Data about app and page elements

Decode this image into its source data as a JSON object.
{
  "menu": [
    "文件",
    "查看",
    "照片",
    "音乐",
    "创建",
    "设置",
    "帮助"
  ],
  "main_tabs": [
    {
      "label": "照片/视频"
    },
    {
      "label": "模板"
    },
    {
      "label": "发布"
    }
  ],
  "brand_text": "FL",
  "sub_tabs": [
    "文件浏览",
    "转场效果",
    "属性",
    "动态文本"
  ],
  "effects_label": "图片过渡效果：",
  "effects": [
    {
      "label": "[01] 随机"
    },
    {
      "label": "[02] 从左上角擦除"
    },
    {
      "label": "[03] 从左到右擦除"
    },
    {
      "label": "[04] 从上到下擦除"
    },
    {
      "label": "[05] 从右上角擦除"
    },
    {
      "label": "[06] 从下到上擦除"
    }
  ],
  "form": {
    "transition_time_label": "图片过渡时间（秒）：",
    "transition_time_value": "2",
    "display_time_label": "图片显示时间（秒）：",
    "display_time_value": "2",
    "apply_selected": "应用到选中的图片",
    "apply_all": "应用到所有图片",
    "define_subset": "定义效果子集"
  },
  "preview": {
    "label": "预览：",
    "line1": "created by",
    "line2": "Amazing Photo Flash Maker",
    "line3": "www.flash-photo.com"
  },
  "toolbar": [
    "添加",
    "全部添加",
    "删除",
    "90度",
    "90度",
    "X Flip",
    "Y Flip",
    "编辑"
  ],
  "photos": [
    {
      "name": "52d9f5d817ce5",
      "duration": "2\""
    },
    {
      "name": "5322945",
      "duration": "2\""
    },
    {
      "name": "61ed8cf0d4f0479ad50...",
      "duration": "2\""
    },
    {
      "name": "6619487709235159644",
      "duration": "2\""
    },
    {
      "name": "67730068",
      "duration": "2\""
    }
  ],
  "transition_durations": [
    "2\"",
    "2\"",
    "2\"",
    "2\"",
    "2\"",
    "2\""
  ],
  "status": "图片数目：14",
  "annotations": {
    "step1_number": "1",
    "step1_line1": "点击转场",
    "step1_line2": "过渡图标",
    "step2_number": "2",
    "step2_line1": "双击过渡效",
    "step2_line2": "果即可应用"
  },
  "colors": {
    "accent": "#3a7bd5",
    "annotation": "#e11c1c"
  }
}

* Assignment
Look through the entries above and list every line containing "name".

* Result for this task
      "name": "52d9f5d817ce5",
      "name": "5322945",
      "name": "61ed8cf0d4f0479ad50...",
      "name": "6619487709235159644",
      "name": "67730068",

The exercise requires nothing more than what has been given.